> **Task item**:
Write the data out again exactly, with every picture removed.

> **Records for this task**:
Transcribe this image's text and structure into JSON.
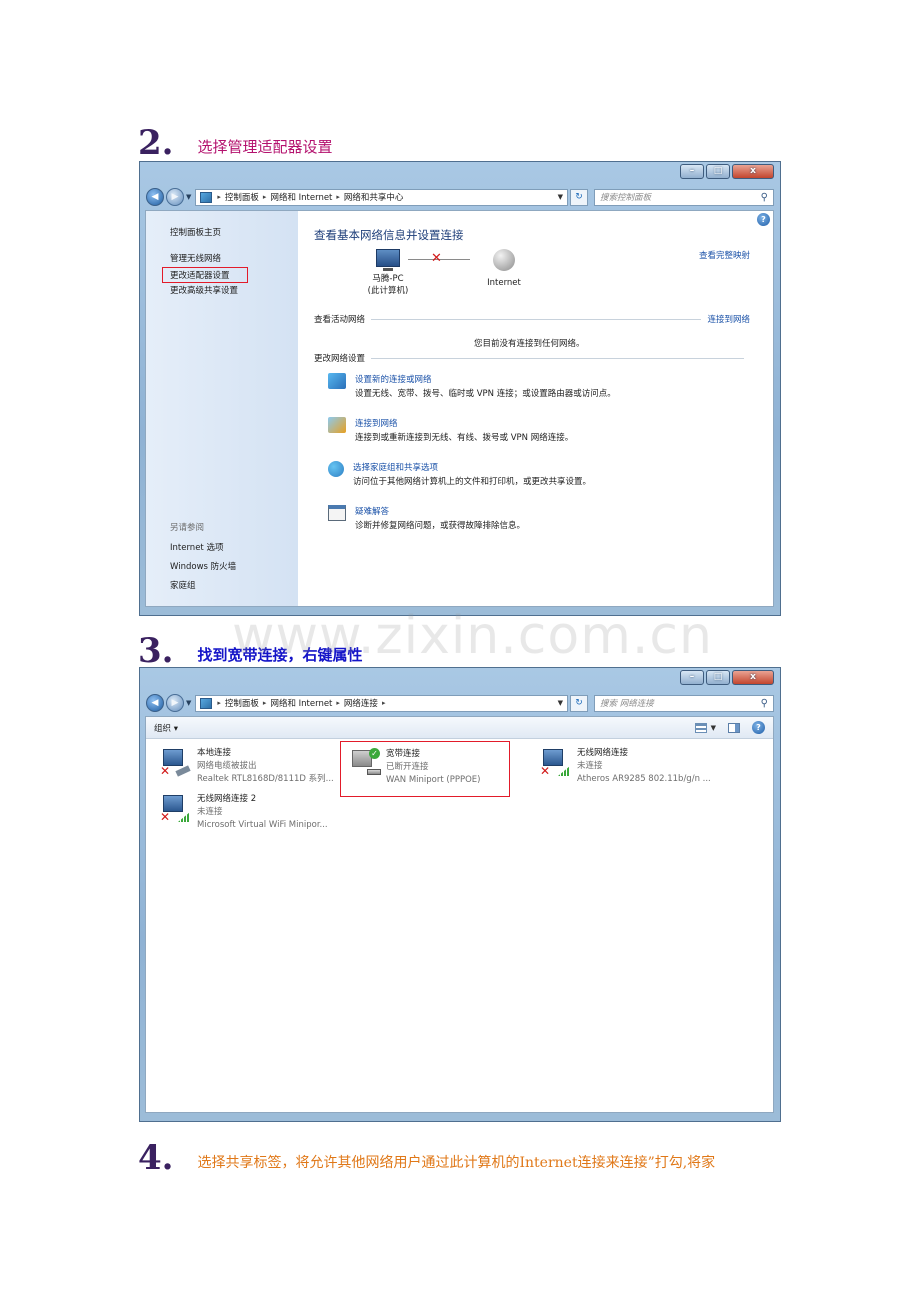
{
  "step2": {
    "number": "2.",
    "text": "选择管理适配器设置"
  },
  "step3": {
    "number": "3.",
    "text": "找到宽带连接，右键属性"
  },
  "step4": {
    "number": "4.",
    "text": "选择共享标签，将允许其他网络用户通过此计算机的Internet连接来连接”打勾,将家"
  },
  "watermark": "www.zixin.com.cn",
  "window_controls": {
    "minimize": "–",
    "maximize": "□",
    "close": "x"
  },
  "win1": {
    "breadcrumbs": [
      "控制面板",
      "网络和 Internet",
      "网络和共享中心"
    ],
    "search_placeholder": "搜索控制面板",
    "sidebar": {
      "home": "控制面板主页",
      "links": [
        "管理无线网络",
        "更改适配器设置",
        "更改高级共享设置"
      ],
      "see_also_label": "另请参阅",
      "see_also": [
        "Internet 选项",
        "Windows 防火墙",
        "家庭组"
      ]
    },
    "title": "查看基本网络信息并设置连接",
    "view_full_map": "查看完整映射",
    "computer_name": "马腾-PC",
    "computer_sub": "(此计算机)",
    "internet_label": "Internet",
    "active_network_label": "查看活动网络",
    "connect_link": "连接到网络",
    "no_network": "您目前没有连接到任何网络。",
    "change_settings_label": "更改网络设置",
    "tasks": [
      {
        "title": "设置新的连接或网络",
        "desc": "设置无线、宽带、拨号、临时或 VPN 连接；或设置路由器或访问点。",
        "icon": "network-setup-icon"
      },
      {
        "title": "连接到网络",
        "desc": "连接到或重新连接到无线、有线、拨号或 VPN 网络连接。",
        "icon": "connect-network-icon"
      },
      {
        "title": "选择家庭组和共享选项",
        "desc": "访问位于其他网络计算机上的文件和打印机，或更改共享设置。",
        "icon": "homegroup-icon"
      },
      {
        "title": "疑难解答",
        "desc": "诊断并修复网络问题，或获得故障排除信息。",
        "icon": "troubleshoot-icon"
      }
    ]
  },
  "win2": {
    "breadcrumbs": [
      "控制面板",
      "网络和 Internet",
      "网络连接"
    ],
    "search_placeholder": "搜索 网络连接",
    "organize": "组织 ▾",
    "connections": [
      {
        "name": "本地连接",
        "status": "网络电缆被拔出",
        "device": "Realtek RTL8168D/8111D 系列..."
      },
      {
        "name": "宽带连接",
        "status": "已断开连接",
        "device": "WAN Miniport (PPPOE)"
      },
      {
        "name": "无线网络连接",
        "status": "未连接",
        "device": "Atheros AR9285 802.11b/g/n ..."
      },
      {
        "name": "无线网络连接 2",
        "status": "未连接",
        "device": "Microsoft Virtual WiFi Minipor..."
      }
    ]
  },
  "colors": {
    "highlight_box": "#e21b2a",
    "link": "#1b52a8",
    "title": "#1f3f7a"
  }
}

> **Output**:
Transcribe this image's text and structure into JSON.
{
  "step2": {
    "number": "2.",
    "text": "选择管理适配器设置"
  },
  "step3": {
    "number": "3.",
    "text": "找到宽带连接，右键属性"
  },
  "step4": {
    "number": "4.",
    "text": "选择共享标签，将允许其他网络用户通过此计算机的Internet连接来连接”打勾,将家"
  },
  "watermark": "www.zixin.com.cn",
  "window_controls": {
    "minimize": "–",
    "maximize": "□",
    "close": "x"
  },
  "win1": {
    "breadcrumbs": [
      "控制面板",
      "网络和 Internet",
      "网络和共享中心"
    ],
    "search_placeholder": "搜索控制面板",
    "sidebar": {
      "home": "控制面板主页",
      "links": [
        "管理无线网络",
        "更改适配器设置",
        "更改高级共享设置"
      ],
      "see_also_label": "另请参阅",
      "see_also": [
        "Internet 选项",
        "Windows 防火墙",
        "家庭组"
      ]
    },
    "title": "查看基本网络信息并设置连接",
    "view_full_map": "查看完整映射",
    "computer_name": "马腾-PC",
    "computer_sub": "(此计算机)",
    "internet_label": "Internet",
    "active_network_label": "查看活动网络",
    "connect_link": "连接到网络",
    "no_network": "您目前没有连接到任何网络。",
    "change_settings_label": "更改网络设置",
    "tasks": [
      {
        "title": "设置新的连接或网络",
        "desc": "设置无线、宽带、拨号、临时或 VPN 连接；或设置路由器或访问点。",
        "icon": "network-setup-icon"
      },
      {
        "title": "连接到网络",
        "desc": "连接到或重新连接到无线、有线、拨号或 VPN 网络连接。",
        "icon": "connect-network-icon"
      },
      {
        "title": "选择家庭组和共享选项",
        "desc": "访问位于其他网络计算机上的文件和打印机，或更改共享设置。",
        "icon": "homegroup-icon"
      },
      {
        "title": "疑难解答",
        "desc": "诊断并修复网络问题，或获得故障排除信息。",
        "icon": "troubleshoot-icon"
      }
    ]
  },
  "win2": {
    "breadcrumbs": [
      "控制面板",
      "网络和 Internet",
      "网络连接"
    ],
    "search_placeholder": "搜索 网络连接",
    "organize": "组织 ▾",
    "connections": [
      {
        "name": "本地连接",
        "status": "网络电缆被拔出",
        "device": "Realtek RTL8168D/8111D 系列..."
      },
      {
        "name": "宽带连接",
        "status": "已断开连接",
        "device": "WAN Miniport (PPPOE)"
      },
      {
        "name": "无线网络连接",
        "status": "未连接",
        "device": "Atheros AR9285 802.11b/g/n ..."
      },
      {
        "name": "无线网络连接 2",
        "status": "未连接",
        "device": "Microsoft Virtual WiFi Minipor..."
      }
    ]
  },
  "colors": {
    "highlight_box": "#e21b2a",
    "link": "#1b52a8",
    "title": "#1f3f7a"
  }
}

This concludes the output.